Monday, March 30, 2009

Review: Blood Blade by Marcus Pelegrimas

Blood Blade (US - Canada - UK)
By Marcus Pelegrimas (Website - Blog)
Publisher: Eos (January 27, 2009)
Mass Market Paperback: 336 pages

I found Blood Blade refreshing. Although it contains vampires and monsters (specifically various types of werewolves), it offers a fresh take on them, primarily concerning their biology and how they reproduce. Vampirism is transmitted by a spore that attaches to the heart. Werewolfism can be transmitted through werewolf bites, but someone who is bitten won't become a pure werewolf. The world of this book also contains other types of wereanimals who aren't really friendly with the werewolves. Blood Blade is urban fantasy with a setting moving from Seattle to Canada to Chicago and beyond.

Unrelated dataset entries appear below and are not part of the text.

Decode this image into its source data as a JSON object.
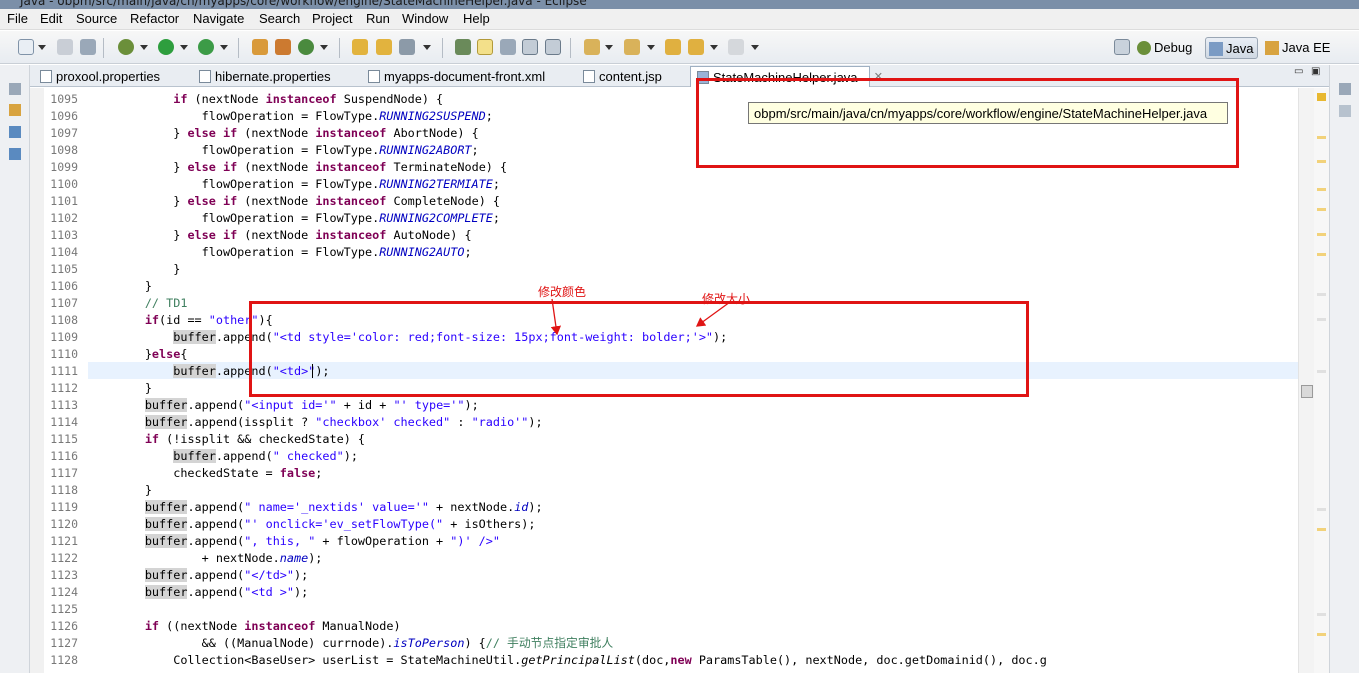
{
  "window": {
    "title": "Java - obpm/src/main/java/cn/myapps/core/workflow/engine/StateMachineHelper.java - Eclipse"
  },
  "menu": [
    "File",
    "Edit",
    "Source",
    "Refactor",
    "Navigate",
    "Search",
    "Project",
    "Run",
    "Window",
    "Help"
  ],
  "perspectives": [
    {
      "label": "Debug",
      "active": false
    },
    {
      "label": "Java",
      "active": true
    },
    {
      "label": "Java EE",
      "active": false
    }
  ],
  "tabs": [
    {
      "label": "proxool.properties",
      "active": false
    },
    {
      "label": "hibernate.properties",
      "active": false
    },
    {
      "label": "myapps-document-front.xml",
      "active": false
    },
    {
      "label": "content.jsp",
      "active": false
    },
    {
      "label": "StateMachineHelper.java",
      "active": true
    }
  ],
  "tooltip": "obpm/src/main/java/cn/myapps/core/workflow/engine/StateMachineHelper.java",
  "annotations": {
    "color_note": "修改颜色",
    "size_note": "修改大小"
  },
  "colors": {
    "keyword": "#7f0055",
    "string": "#2a00ff",
    "field": "#0000c0",
    "comment": "#3f7f5f",
    "annotation": "#e01414"
  },
  "editor": {
    "current_line": 1111,
    "lines": [
      {
        "n": "1095",
        "t": "            if (nextNode instanceof SuspendNode) {"
      },
      {
        "n": "1096",
        "t": "                flowOperation = FlowType.RUNNING2SUSPEND;"
      },
      {
        "n": "1097",
        "t": "            } else if (nextNode instanceof AbortNode) {"
      },
      {
        "n": "1098",
        "t": "                flowOperation = FlowType.RUNNING2ABORT;"
      },
      {
        "n": "1099",
        "t": "            } else if (nextNode instanceof TerminateNode) {"
      },
      {
        "n": "1100",
        "t": "                flowOperation = FlowType.RUNNING2TERMIATE;"
      },
      {
        "n": "1101",
        "t": "            } else if (nextNode instanceof CompleteNode) {"
      },
      {
        "n": "1102",
        "t": "                flowOperation = FlowType.RUNNING2COMPLETE;"
      },
      {
        "n": "1103",
        "t": "            } else if (nextNode instanceof AutoNode) {"
      },
      {
        "n": "1104",
        "t": "                flowOperation = FlowType.RUNNING2AUTO;"
      },
      {
        "n": "1105",
        "t": "            }"
      },
      {
        "n": "1106",
        "t": "        }"
      },
      {
        "n": "1107",
        "t": "        // TD1"
      },
      {
        "n": "1108",
        "t": "        if(id == \"other\"){"
      },
      {
        "n": "1109",
        "t": "            buffer.append(\"<td style='color: red;font-size: 15px;font-weight: bolder;'>\");"
      },
      {
        "n": "1110",
        "t": "        }else{"
      },
      {
        "n": "1111",
        "t": "            buffer.append(\"<td>\");"
      },
      {
        "n": "1112",
        "t": "        }"
      },
      {
        "n": "1113",
        "t": "        buffer.append(\"<input id='\" + id + \"' type='\");"
      },
      {
        "n": "1114",
        "t": "        buffer.append(issplit ? \"checkbox' checked\" : \"radio'\");"
      },
      {
        "n": "1115",
        "t": "        if (!issplit && checkedState) {"
      },
      {
        "n": "1116",
        "t": "            buffer.append(\" checked\");"
      },
      {
        "n": "1117",
        "t": "            checkedState = false;"
      },
      {
        "n": "1118",
        "t": "        }"
      },
      {
        "n": "1119",
        "t": "        buffer.append(\" name='_nextids' value='\" + nextNode.id);"
      },
      {
        "n": "1120",
        "t": "        buffer.append(\"' onclick='ev_setFlowType(\" + isOthers);"
      },
      {
        "n": "1121",
        "t": "        buffer.append(\", this, \" + flowOperation + \")' />\""
      },
      {
        "n": "1122",
        "t": "                + nextNode.name);"
      },
      {
        "n": "1123",
        "t": "        buffer.append(\"</td>\");"
      },
      {
        "n": "1124",
        "t": "        buffer.append(\"<td >\");"
      },
      {
        "n": "1125",
        "t": ""
      },
      {
        "n": "1126",
        "t": "        if ((nextNode instanceof ManualNode)"
      },
      {
        "n": "1127",
        "t": "                && ((ManualNode) currnode).isToPerson) {// 手动节点指定审批人"
      },
      {
        "n": "1128",
        "t": "            Collection<BaseUser> userList = StateMachineUtil.getPrincipalList(doc,new ParamsTable(), nextNode, doc.getDomainid(), doc.g"
      }
    ]
  }
}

The story is about a human named Cole, who starts out a mere computer game developer and ends up a Skinner, which is someone who dedicates his life to fighting werewolves and keeping a fragile peace with vampires (known as Nymar). I felt Cole's initial introduction to the Skinner way of life was a little shaky, since it required him to suddenly decide to take an extreme vacation to the wilds of Canada, where he ran into a type of werewolf known as a Full Blood. This encounter propelled him into the rest of the story. Unfortunately, I could see all of it being set up, and I wished Cole had had more of a reason to be where the Full Blood was. I still don't know why that particular Full Blood was there, but maybe that's being saved for another book.

Once Cole had been propelled into the main story, everything moved along at an enjoyable clip and I didn't have any more complaints about obvious setups. For most of the book Cole is in Skinner training, but of course the things he's fighting don't wait for him to be fully trained before they attack him, so there's plenty of action along the way. Cole isn't an invincible hero by any stretch of the imagination. He's capable, has a good heart, and admits his weaknesses, all admirable qualities. He was fun to read.

His Skinner trainer is a kickass woman named Paige. She could easily have turned into a stereotype, but I didn't think she did. Naturally, Cole lusts after her, but she seems to return his interest only when they're about to die. The rest of the time she just cares about training him so he can help her fight the things that are after them. Readers will notice that the women in the book get much more detailed physical descriptions than the men, and most of the women are attractive. But I still don't know what Cole looks like other than the fact he's got a gut that appeared when he hit thirty. Maybe the gut is why Paige isn't interested in him…

The main villain's motivations were a little murky. On the one hand he was looking for revenge, but I wasn't clear on exactly how he intended to get it. He had a plan, I just wasn't sure what the end result of it was supposed to be. I did like the fact that his monster sidekick, whom I felt sorry for, had good reasons for being the way he was.

There were a few things I would have liked to see added or adjusted. First of all, I would have liked to see more of an origin myth. Cole never asks where the Nymar and various types of werewolves came from, but I wanted to know. Also, I would have liked to see Cole's gamer background play a more integral role in the story. It plays a role, but there was still room for it to become indispensable to resolving the plot. Finally, there were occasional rough patches in the writing. Not a lot, but enough that I noticed them. Awkward wording and the misuse of "lie/lay" stood out, as well as one or two spots where the characters didn't seem to know something they'd been told earlier.

On the whole, however, this was a fun book that kept me reading, and I don't hesitate to recommend it to fans of urban fantasy. Although the book contains lots of dark creatures with dark plans, the tone stays hopeful. The Skinners we follow are a pragmatic bunch who live day to day and don't worry much about angst. I've mentioned before that I'm a fan of dark characters with wounded souls. Well, there aren't any of those here (at least not among the heroes), and that's okay. The characters are fun, the pace was quick, and although the story boils down to a very basic good vs. evil plot, it's an enjoyable ride and a nice introduction to this series.


Tia Nevitt said...

Thanks for a great, comprehensive review, Raven! I really like the way you did this one.

Raven said...

Thanks, Tia! I felt this review was a little chattier than some of my others. Maybe that's the way for me to go.